The defenders of Bullshit Blue Monday tend to suggest that even if the formula is nonsense, it promotes awareness of mental health at a time of the year when people are feeling particularly low. In light of this, today’s Bad Science column discusses the research on mood and time of year and finds there’s no reliable link between season and depression.
The piece looks at studies of suicides, depression, prescriptions of antidepressants, mood changes and hospital admissions – and none show a reliable connection.
And worst of all, we know that lots of things really are associated with depression, like social isolation, stressful life events, neighbourhood social disorder, poverty, child abuse, and the rest. Get those in the news, I dare you. Suicide is the third biggest cause of life years lost. Anything real you could do to study the causes, and possible preventive measures, or effective interventions, would be cracking. Making stupid stuff up about the most depressing day of the year, on the other hand, doesn‚Äôt help anyone, because bullshit presented as fact is simply disempowering.
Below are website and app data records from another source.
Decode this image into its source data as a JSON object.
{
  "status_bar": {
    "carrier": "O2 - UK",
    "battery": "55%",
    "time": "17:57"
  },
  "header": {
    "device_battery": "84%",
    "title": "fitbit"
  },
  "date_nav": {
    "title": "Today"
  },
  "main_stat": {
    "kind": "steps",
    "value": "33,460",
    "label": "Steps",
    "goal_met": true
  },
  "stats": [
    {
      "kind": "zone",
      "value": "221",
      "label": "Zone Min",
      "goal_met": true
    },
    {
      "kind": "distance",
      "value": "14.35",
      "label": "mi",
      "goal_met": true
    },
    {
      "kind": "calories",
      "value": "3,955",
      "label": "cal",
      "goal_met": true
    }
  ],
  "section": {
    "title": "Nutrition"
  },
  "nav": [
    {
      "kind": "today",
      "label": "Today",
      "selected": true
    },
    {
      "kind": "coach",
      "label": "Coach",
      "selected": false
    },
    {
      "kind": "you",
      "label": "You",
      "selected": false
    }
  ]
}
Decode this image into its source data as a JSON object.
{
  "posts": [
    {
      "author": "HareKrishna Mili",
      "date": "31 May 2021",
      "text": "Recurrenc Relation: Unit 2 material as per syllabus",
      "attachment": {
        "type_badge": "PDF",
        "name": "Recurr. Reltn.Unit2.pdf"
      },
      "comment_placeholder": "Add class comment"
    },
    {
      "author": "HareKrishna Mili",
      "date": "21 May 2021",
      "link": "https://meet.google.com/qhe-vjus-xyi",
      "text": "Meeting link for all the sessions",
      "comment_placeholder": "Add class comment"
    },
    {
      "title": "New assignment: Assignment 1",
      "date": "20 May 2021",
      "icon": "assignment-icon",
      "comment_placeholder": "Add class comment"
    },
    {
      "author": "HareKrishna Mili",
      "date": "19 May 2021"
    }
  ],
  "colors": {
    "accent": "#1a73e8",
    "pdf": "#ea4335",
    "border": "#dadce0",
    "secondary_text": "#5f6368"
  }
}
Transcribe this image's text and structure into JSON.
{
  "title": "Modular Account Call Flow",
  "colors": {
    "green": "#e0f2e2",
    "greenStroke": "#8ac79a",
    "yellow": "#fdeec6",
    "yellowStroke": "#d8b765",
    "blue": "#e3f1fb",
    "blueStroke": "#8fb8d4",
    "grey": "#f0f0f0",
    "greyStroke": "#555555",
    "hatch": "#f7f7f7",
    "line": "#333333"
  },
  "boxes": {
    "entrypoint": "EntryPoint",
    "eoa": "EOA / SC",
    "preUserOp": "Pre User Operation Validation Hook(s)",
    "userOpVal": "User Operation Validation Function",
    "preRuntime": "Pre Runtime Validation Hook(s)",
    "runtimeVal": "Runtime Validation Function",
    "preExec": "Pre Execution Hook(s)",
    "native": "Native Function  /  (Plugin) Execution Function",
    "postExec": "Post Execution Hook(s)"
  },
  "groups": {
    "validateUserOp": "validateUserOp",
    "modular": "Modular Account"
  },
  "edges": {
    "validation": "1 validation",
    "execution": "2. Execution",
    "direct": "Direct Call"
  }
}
By the way, during previous Bullshit Blue Monday posts, I alluded to a researcher who was threatened with legal action by Cliff Arnall for criticising the formula.
As it happens, it was psychologist Petra Boyton and you can now read her account of being subject to below-the-belt nastiness.
To lighten the tone a little, I must point out my highlight of the whole media debacle: an article in The Scotsman who gave the date of Blue Monday as the
23rd 21st of January – a Wednesday.